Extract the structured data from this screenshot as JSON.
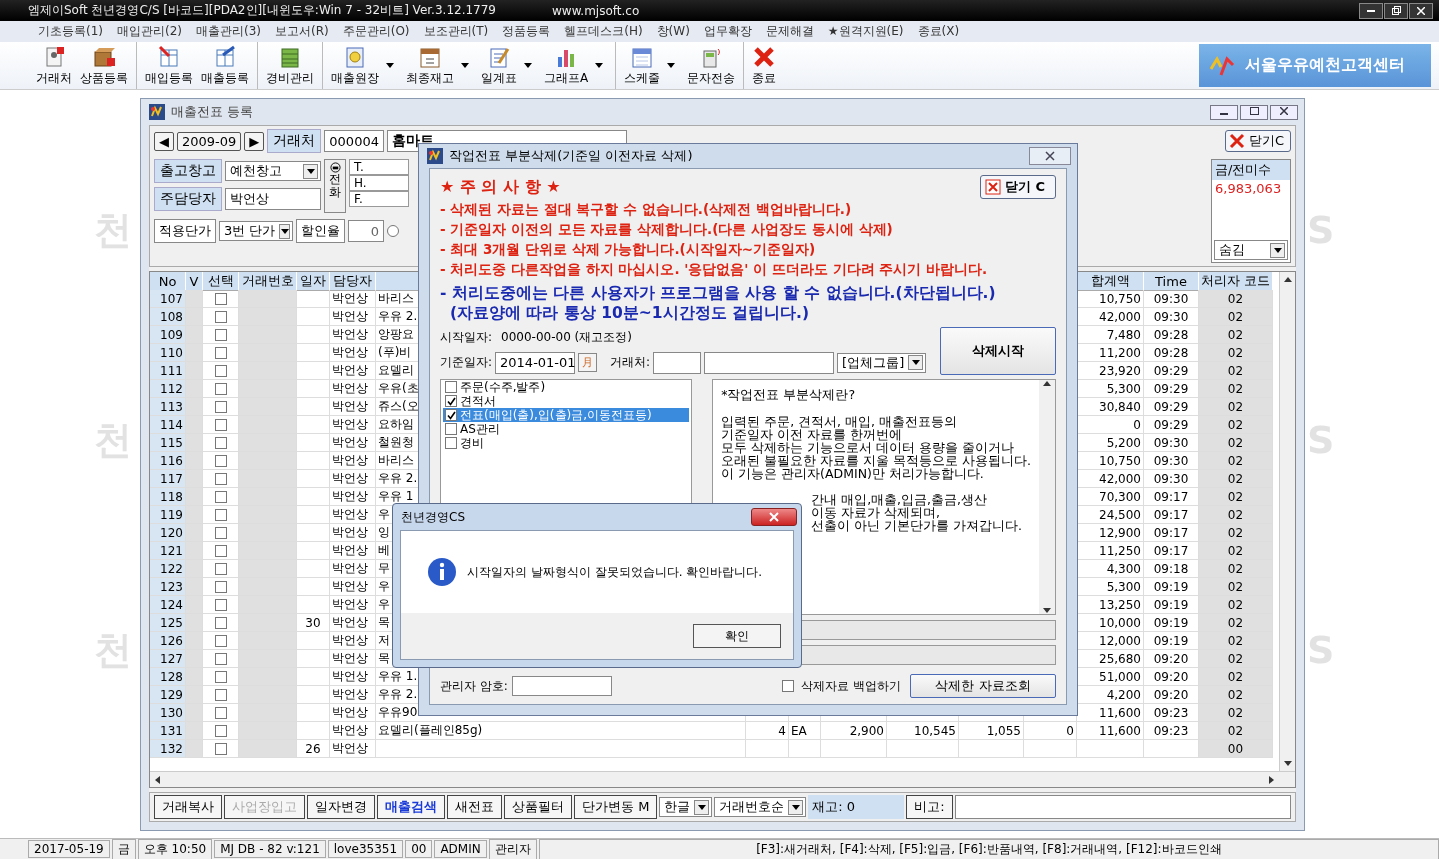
{
  "title_bar": {
    "title": "엠제이Soft 천년경영C/S [바코드][PDA2인][내윈도우:Win 7 - 32비트] Ver.3.12.1779",
    "url": "www.mjsoft.co"
  },
  "menu": [
    "기초등록(1)",
    "매입관리(2)",
    "매출관리(3)",
    "보고서(R)",
    "주문관리(O)",
    "보조관리(T)",
    "정품등록",
    "헬프데스크(H)",
    "창(W)",
    "업무확장",
    "문제해결",
    "★원격지원(E)",
    "종료(X)"
  ],
  "toolbar": [
    {
      "label": "거래처",
      "menu": false,
      "group_start": false
    },
    {
      "label": "상품등록",
      "menu": false,
      "group_start": false
    },
    {
      "label": "매입등록",
      "menu": false,
      "group_start": true
    },
    {
      "label": "매출등록",
      "menu": false,
      "group_start": false
    },
    {
      "label": "경비관리",
      "menu": false,
      "group_start": true
    },
    {
      "label": "매출원장",
      "menu": true,
      "group_start": true
    },
    {
      "label": "최종재고",
      "menu": true,
      "group_start": false
    },
    {
      "label": "일계표",
      "menu": true,
      "group_start": false
    },
    {
      "label": "그래프A",
      "menu": true,
      "group_start": false
    },
    {
      "label": "스케줄",
      "menu": true,
      "group_start": true
    },
    {
      "label": "문자전송",
      "menu": false,
      "group_start": false
    },
    {
      "label": "종료",
      "menu": false,
      "group_start": true
    }
  ],
  "banner": {
    "text": "서울우유예천고객센터"
  },
  "background_marks": {
    "left": [
      "천",
      "천",
      "천"
    ],
    "right": [
      "S",
      "S",
      "S"
    ]
  },
  "sales_window": {
    "title": "매출전표 등록",
    "period": {
      "prev": "◀",
      "value": "2009-09",
      "next": "▶"
    },
    "client": {
      "label": "거래처",
      "code": "000004",
      "name": "홈마트"
    },
    "close_button": "닫기C",
    "warehouse": {
      "label": "출고창고",
      "value": "예천창고"
    },
    "staff": {
      "label": "주담당자",
      "value": "박언상"
    },
    "phone_button": "전화",
    "contacts": [
      "T.",
      "H.",
      "F."
    ],
    "price_level": {
      "label": "적용단가",
      "value": "3번 단가"
    },
    "discount": {
      "label": "할인율",
      "value": "0",
      "selected": false
    },
    "balance": {
      "label": "금/전미수",
      "value": "6,983,063",
      "toggle": "숨김"
    },
    "columns": [
      {
        "label": "No"
      },
      {
        "label": "V"
      },
      {
        "label": "선택"
      },
      {
        "label": "거래번호"
      },
      {
        "label": "일자"
      },
      {
        "label": "담당자"
      },
      {},
      {},
      {},
      {},
      {},
      {},
      {},
      {
        "label": "합계액"
      },
      {
        "label": "Time"
      },
      {
        "label": "처리자 코드"
      }
    ],
    "rows": [
      {
        "no": "107",
        "checked": false,
        "staff": "박언상",
        "product": "바리스",
        "total": "10,750",
        "time": "09:30",
        "code": "02"
      },
      {
        "no": "108",
        "checked": false,
        "staff": "박언상",
        "product": "우유 2.",
        "total": "42,000",
        "time": "09:30",
        "code": "02"
      },
      {
        "no": "109",
        "checked": false,
        "staff": "박언상",
        "product": "앙팡요",
        "total": "7,480",
        "time": "09:28",
        "code": "02"
      },
      {
        "no": "110",
        "checked": false,
        "staff": "박언상",
        "product": "(푸)비",
        "total": "11,200",
        "time": "09:28",
        "code": "02"
      },
      {
        "no": "111",
        "checked": false,
        "staff": "박언상",
        "product": "요델리",
        "total": "23,920",
        "time": "09:29",
        "code": "02"
      },
      {
        "no": "112",
        "checked": false,
        "staff": "박언상",
        "product": "우유(초",
        "total": "5,300",
        "time": "09:29",
        "code": "02"
      },
      {
        "no": "113",
        "checked": false,
        "staff": "박언상",
        "product": "쥬스(오",
        "total": "30,840",
        "time": "09:29",
        "code": "02"
      },
      {
        "no": "114",
        "checked": false,
        "staff": "박언상",
        "product": "요하임",
        "total": "0",
        "time": "09:29",
        "code": "02"
      },
      {
        "no": "115",
        "checked": false,
        "staff": "박언상",
        "product": "철원청",
        "total": "5,200",
        "time": "09:30",
        "code": "02"
      },
      {
        "no": "116",
        "checked": false,
        "staff": "박언상",
        "product": "바리스",
        "total": "10,750",
        "time": "09:30",
        "code": "02"
      },
      {
        "no": "117",
        "checked": false,
        "staff": "박언상",
        "product": "우유 2.",
        "total": "42,000",
        "time": "09:30",
        "code": "02"
      },
      {
        "no": "118",
        "checked": false,
        "staff": "박언상",
        "product": "우유 1",
        "total": "70,300",
        "time": "09:17",
        "code": "02"
      },
      {
        "no": "119",
        "checked": false,
        "staff": "박언상",
        "product": "우",
        "total": "24,500",
        "time": "09:17",
        "code": "02"
      },
      {
        "no": "120",
        "checked": false,
        "staff": "박언상",
        "product": "잉",
        "total": "12,900",
        "time": "09:17",
        "code": "02"
      },
      {
        "no": "121",
        "checked": false,
        "staff": "박언상",
        "product": "베",
        "total": "11,250",
        "time": "09:17",
        "code": "02"
      },
      {
        "no": "122",
        "checked": false,
        "staff": "박언상",
        "product": "무",
        "total": "4,300",
        "time": "09:18",
        "code": "02"
      },
      {
        "no": "123",
        "checked": false,
        "staff": "박언상",
        "product": "우",
        "total": "5,300",
        "time": "09:19",
        "code": "02"
      },
      {
        "no": "124",
        "checked": false,
        "staff": "박언상",
        "product": "우",
        "total": "13,250",
        "time": "09:19",
        "code": "02"
      },
      {
        "no": "125",
        "checked": false,
        "date": "30",
        "staff": "박언상",
        "product": "목",
        "total": "10,000",
        "time": "09:19",
        "code": "02"
      },
      {
        "no": "126",
        "checked": false,
        "staff": "박언상",
        "product": "저",
        "total": "12,000",
        "time": "09:19",
        "code": "02"
      },
      {
        "no": "127",
        "checked": false,
        "staff": "박언상",
        "product": "목",
        "total": "25,680",
        "time": "09:20",
        "code": "02"
      },
      {
        "no": "128",
        "checked": false,
        "staff": "박언상",
        "product": "우유 1.",
        "total": "51,000",
        "time": "09:20",
        "code": "02"
      },
      {
        "no": "129",
        "checked": false,
        "staff": "박언상",
        "product": "우유 2.",
        "total": "4,200",
        "time": "09:20",
        "code": "02"
      },
      {
        "no": "130",
        "checked": false,
        "staff": "박언상",
        "product": "우유90",
        "total": "11,600",
        "time": "09:23",
        "code": "02"
      },
      {
        "no": "131",
        "checked": false,
        "staff": "박언상",
        "product": "요델리(플레인85g)",
        "details": [
          "4",
          "EA",
          "2,900",
          "10,545",
          "1,055",
          "0"
        ],
        "total": "11,600",
        "time": "09:23",
        "code": "02"
      },
      {
        "no": "132",
        "checked": false,
        "date": "26",
        "staff": "박언상",
        "code": "00"
      }
    ],
    "bottom_controls": [
      {
        "kind": "button",
        "label": "거래복사",
        "disabled": false,
        "highlight": false
      },
      {
        "kind": "button",
        "label": "사업장입고",
        "disabled": true,
        "highlight": false
      },
      {
        "kind": "button",
        "label": "일자변경",
        "disabled": false,
        "highlight": false
      },
      {
        "kind": "button",
        "label": "매출검색",
        "disabled": false,
        "highlight": true
      },
      {
        "kind": "button",
        "label": "새전표",
        "disabled": false,
        "highlight": false
      },
      {
        "kind": "button",
        "label": "상품필터",
        "disabled": false,
        "highlight": false
      },
      {
        "kind": "button",
        "label": "단가변동 M",
        "disabled": false,
        "highlight": false
      },
      {
        "kind": "dropdown",
        "label": "한글"
      },
      {
        "kind": "dropdown",
        "label": "거래번호순"
      },
      {
        "kind": "readout",
        "label": "재고: 0"
      },
      {
        "kind": "button",
        "label": "비고:",
        "disabled": false,
        "highlight": false
      },
      {
        "kind": "field"
      }
    ]
  },
  "delete_dialog": {
    "title": "작업전표 부분삭제(기준일 이전자료 삭제)",
    "warning_title": "★ 주 의 사 항 ★",
    "warnings": [
      "- 삭제된 자료는 절대 복구할 수 없습니다.(삭제전 백업바랍니다.)",
      "- 기준일자 이전의 모든 자료를 삭제합니다.(다른 사업장도 동시에 삭제)",
      "- 최대 3개월 단위로 삭제 가능합니다.(시작일자~기준일자)",
      "- 처리도중 다른작업을 하지 마십시오. '응답없음' 이 뜨더라도 기다려 주시기 바랍니다."
    ],
    "notices": [
      "- 처리도중에는 다른 사용자가 프로그램을 사용 할 수 없습니다.(차단됩니다.)",
      "(자료양에 따라 통상 10분~1시간정도 걸립니다.)"
    ],
    "close_button": "닫기 C",
    "start_date": {
      "label": "시작일자:",
      "value": "0000-00-00 (재고조정)"
    },
    "base_date": {
      "label": "기준일자:",
      "value": "2014-01-01",
      "calendar": "月"
    },
    "client_label": "거래처:",
    "group_dropdown": "[업체그룹]",
    "start_button": "삭제시작",
    "types": [
      {
        "label": "주문(수주,발주)",
        "checked": false,
        "selected": false
      },
      {
        "label": "견적서",
        "checked": true,
        "selected": false
      },
      {
        "label": "전표(매입(출),입(출)금,이동전표등)",
        "checked": true,
        "selected": true
      },
      {
        "label": "AS관리",
        "checked": false,
        "selected": false
      },
      {
        "label": "경비",
        "checked": false,
        "selected": false
      }
    ],
    "help_lines": [
      {
        "kind": "full",
        "text": "*작업전표 부분삭제란?"
      },
      {
        "kind": "full",
        "text": "입력된 주문, 견적서, 매입, 매출전표등의"
      },
      {
        "kind": "full",
        "text": "기준일자 이전 자료를 한꺼번에"
      },
      {
        "kind": "full",
        "text": "모두 삭제하는 기능으로서 데이터 용량을 줄이거나"
      },
      {
        "kind": "full",
        "text": "오래된 불필요한 자료를 지울 목적등으로 사용됩니다."
      },
      {
        "kind": "full",
        "text": "이 기능은 관리자(ADMIN)만 처리가능합니다."
      },
      {
        "kind": "cut",
        "text": "간내 매입,매출,입금,출금,생산"
      },
      {
        "kind": "cut",
        "text": "이동 자료가 삭제되며,"
      },
      {
        "kind": "cut",
        "text": "선출이 아닌 기본단가를 가져갑니다."
      }
    ],
    "password_label": "관리자 암호:",
    "backup": {
      "label": "삭제자료 백업하기",
      "checked": false
    },
    "view_button": "삭제한 자료조회"
  },
  "message_box": {
    "title": "천년경영CS",
    "text": "시작일자의 날짜형식이 잘못되었습니다. 확인바랍니다.",
    "button": "확인"
  },
  "status_bar": [
    "2017-05-19",
    "금",
    "오후 10:50",
    "MJ DB - 82 v:121",
    "love35351",
    "00",
    "ADMIN",
    "관리자",
    "[F3]:새거래처, [F4]:삭제, [F5]:입금, [F6]:반품내역, [F8]:거래내역, [F12]:바코드인쇄"
  ]
}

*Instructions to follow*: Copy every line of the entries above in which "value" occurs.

*Response box*:
      "value": "2009-09",
      "value": "예천창고"
      "value": "박언상"
      "value": "3번 단가"
      "value": "0",
      "value": "6,983,063",
      "value": "0000-00-00 (재고조정)"
      "value": "2014-01-01",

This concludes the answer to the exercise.